“Fashion people call leotards ‘bodysuits,’ which cracks me up because I’m like, ‘Really? You’re just wearing a leotard.’ A lot of the ones that I make are black with long sleeves, and I put them on with jeans all the time and wear them out. That’s the way that I get to feel like myself, being a ballerina. But also, it’s really cute when you put them on with jeans and add a pair of heels. People are like, ‘Oh my god, where’d you get that bodysuit?’ And I’m like, ‘Actually, it’s one of my leotards that I wear for ballet.”
“I love a high heel, honestly. Shoes are definitely my weakness. I love the Christian Louboutin heel. The last pair that I bought was a gift, actually — the tan ones. I’ve always wanted tan ones because they just go with everything, but I do wear the silver heels a lot because I love to add a pop of color whenever I can.
“I like to go into the store to shop. I’m not an online shopper because I really need to try something on. I love Aritzia. My favorite brand at Aritzia is the Wilfred line. It feels like it’s been a year since I’ve been there. [I go in and] feel like I’m buying the whole store because I don’t really shop that much. I really do keep my clothes and wear them a lot, and and I’m just not one to shop all the time. But when I do shop, I shop.

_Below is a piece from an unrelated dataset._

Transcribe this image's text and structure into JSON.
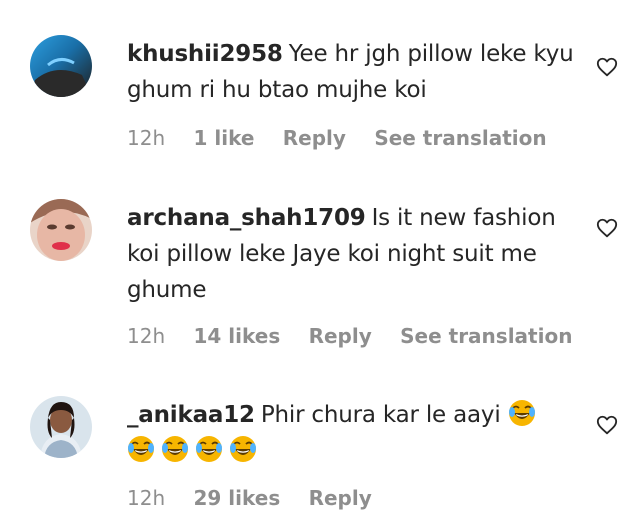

“The last time I went to Aritzia was in California, in July 2021 — so it was a long time ago — but my sister was laughing, like, ‘I think you just bought the entire store.’ It was just one bag, but it was a full bag. Or maybe two bags. Like, it felt like two years worth of no shopping during COVID.
“Valentino loves anything I wear from Aritzia and Wilfred. He always thinks it’s super fancy. If only he knew.”
This interview has been edited and condensed for clarity.